Given anime and manga's obsession with high school and the seemingly boundless joys and wonders that are contained within them, it's perhaps surprising that there's something rather novel around School-Live's initial premise - an after-school club where its members literally reside within their cutting-edge place of learning twenty-four hours a day, seven days a week. Beyond this single fact, the goals of the School Living Club seem pretty nebulous - they spent their days eating, sleeping, learning and finding other things to do with their time under the watchful eye of their friendly supervisor.
If you've somehow managed to miss all of the hubbub and spoilers around this series over the course of the past six months and its anime adaptation's airing - congratulations, and stop reading this review now!
Are they gone yet? Okay, I think they both left, although to be honest School-Live's first big reveal isn't exactly deeply concealed - a look at the cover art will give you some sizeable clues as to what's going on here, and even Yen Press' own synopsis for the series gives the game away about the heart of the series, confirming that yes, the girls who make up the School Living Club are the sole survivors within their establishment of a zombie apocalypse.
The reason for this obfuscation of the truth isn't simply for the reader's pleasure however - the existence of the School Living Club has primarily been brought about as a layer of protection around one of its members, Yuki Takeya. While the other club members are living with the harsh realities of a life where they're trapped in the school and forced to fend for themselves (and defend themselves when necessary), Yuki is trapped in a different sense - caught in a dream world brought to life by her own mind as a defence mechanism against the traumas she's witnessed, insisting that she's still enjoying a happy, fulfilling school life with her friends and conveniently erasing the uncomfortable truths of the wrecked school building within which she resides.
If you're familiar with the aforementioned anime adaptation and how that teased and then lifted the lid on its first big reveal, then it's worth noting that the original source material handles it very differently, using a single two-page spread which suddenly breaks us out of Yuki's view of the world and presents us with the reality of her surroundings. It might not have quite the impact of its animated equivalent simply as a result of the medium, but it's still effective in its own right and packs a punch even when you know it's coming.
Once that little secret is out in the open, School-Live can really get down to business, mixing the other girls attempts to keep Yuki entertained, happy and above all safe while also trying to keep a handle on the difficulties of keeping everything they need to survive running. These two sides to the story make for strange bedfellows - one minute we're engaging in cheerful banter, the next we're bashing zombies over the head with a shovel - but they sit surprisingly well together to make a coherent and enjoyable whole, mixing the happy memories of a school life well lived with notable tinges of sadness that this is an illusion within a world where joy is now in decidedly short supply.

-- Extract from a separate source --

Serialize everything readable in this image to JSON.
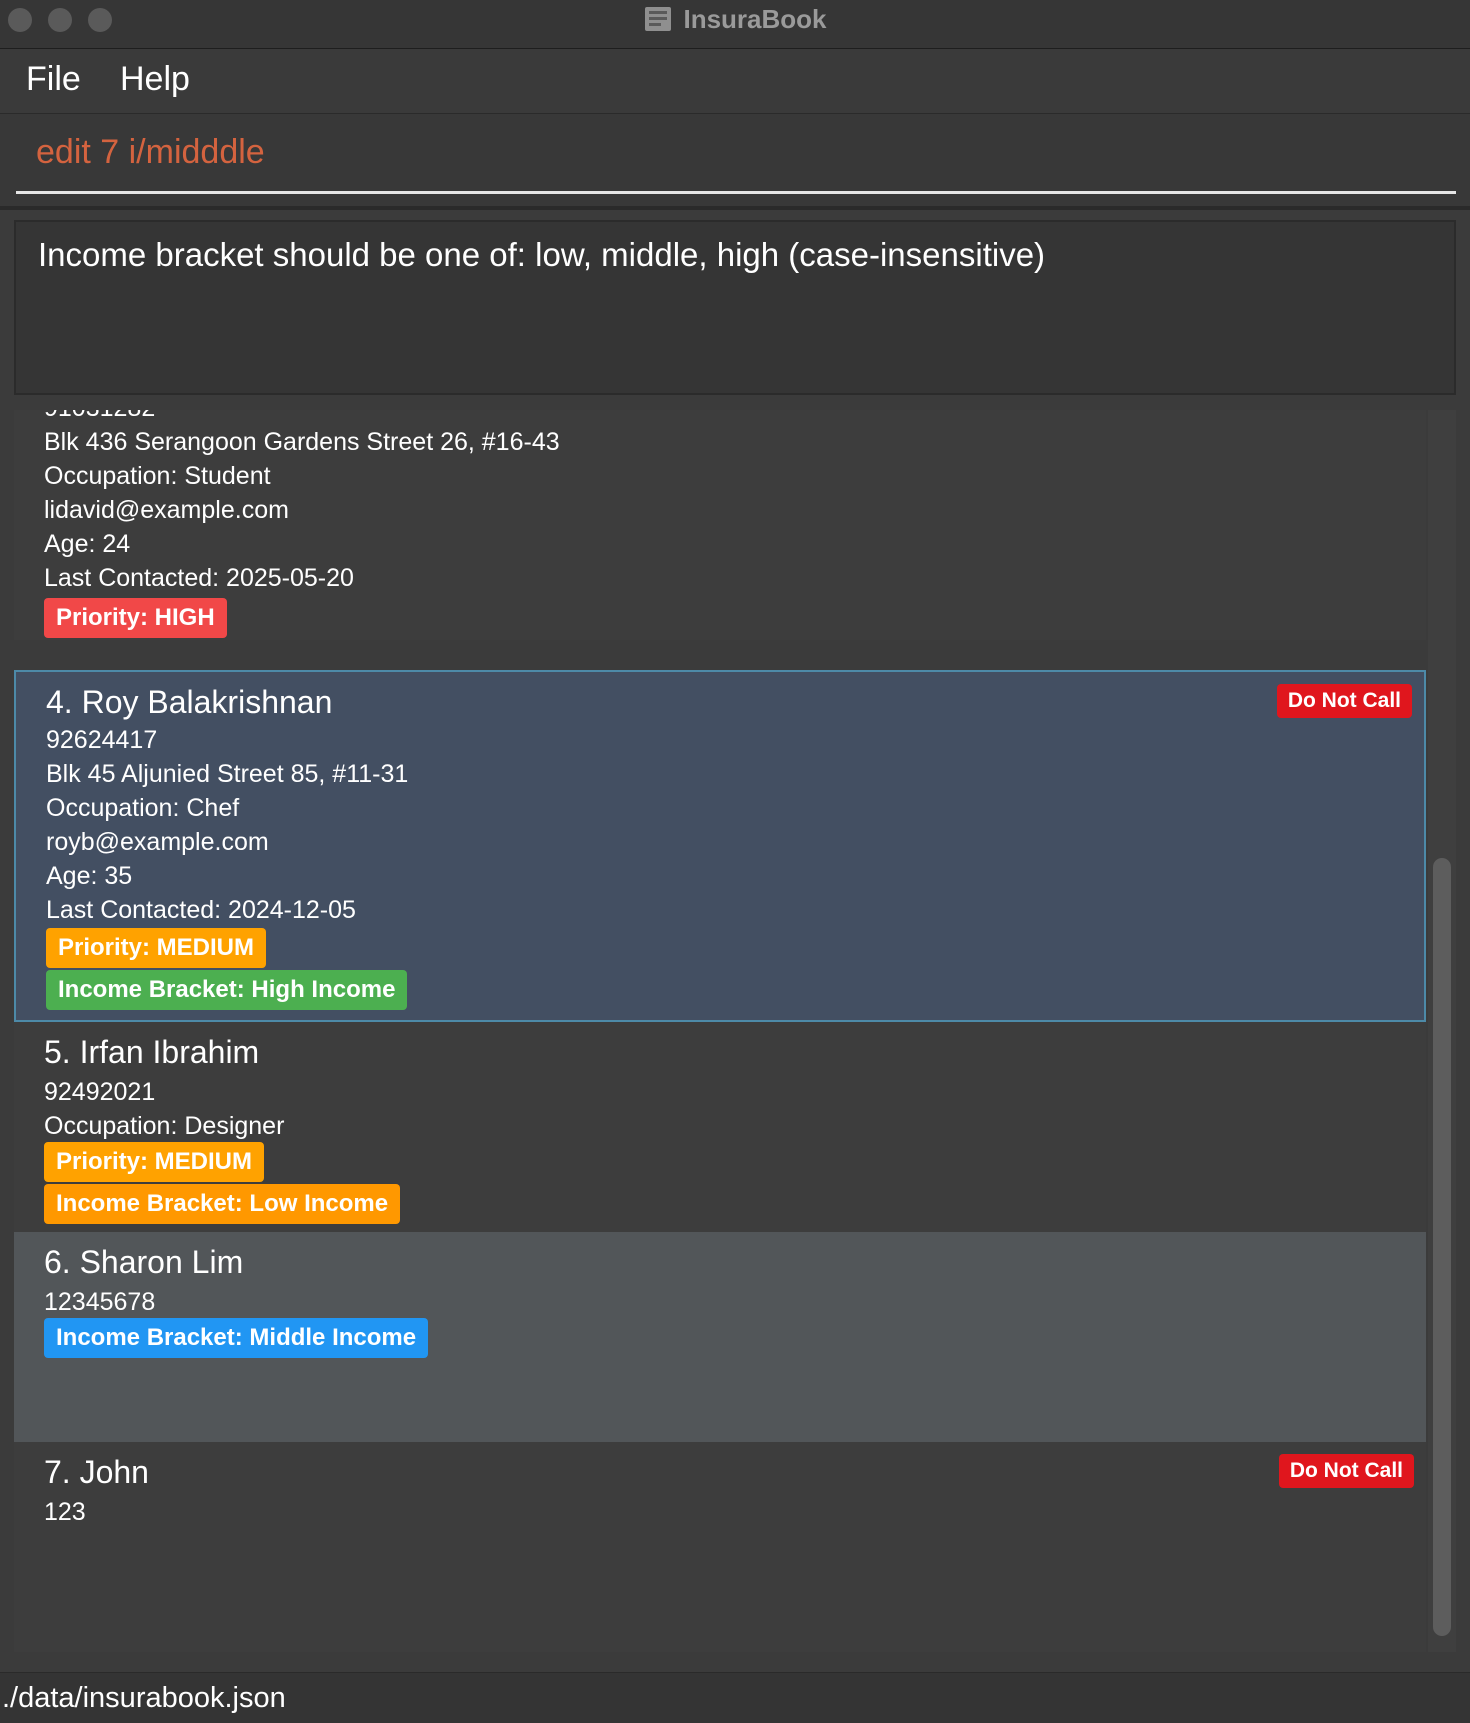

This opening volume's artistic treatment is a big part of ensuring that this series works in its varied outlook - its character designs are all appealing, and the shifting emotions and surroundings of the story based on the experiences we witness are all expertly delivered with more than enough detail to make those shifts from Yuki's cosy fantasy world to the shattered reality of her circumstances all the more jarring and impactful. If we were to have one criticism, it's that the series starts to lean needlessly upon flashes of fan service as you move deeper into the volume - it almost feels like a lack of faith in the material at the volume's disposal, as panels are framed at lower and lower angles until we're literally just staring up girls skirts while they sit at a desk, or are greeted with an opening chapter of Yuki in her underwear for no particular reason. There are ways and means of inserted this kind of material into a story of this nature without feeling like sleazy leering, but School-Live's opening volume doesn't seem to have gotten to grips with them yet.
That gripe aside though, this is a pretty strong and enjoyable opening to School-Live - it doesn't have quite the panache of its anime adaptation at this stage, but it has the characters, story and concept to back things up, and with more twists foreshadowed in this volume those who have remained spoiler-free can still enjoy picking over other potentially incongruous elements of its narrative that are clear and present here. Indeed, even knowing what's coming doesn't necessarily spoil the enjoyment of watching how things pan out and keeping your eyes peeled for the hints of future directions, which is a sure sign of a series worth reading.
With a typically satisfying presentation and translation from Yen Press, and an enjoyable and smartly told story that holds the ultimate promise of taking us beyond where the anime left off, School-Live is certainly worthy of your consideration - even if you feel like you're done with zombies in fiction, there are enough fresh ideas and layers of presentation here to make you rethink that policy, and you'll be well rewarded in doing so.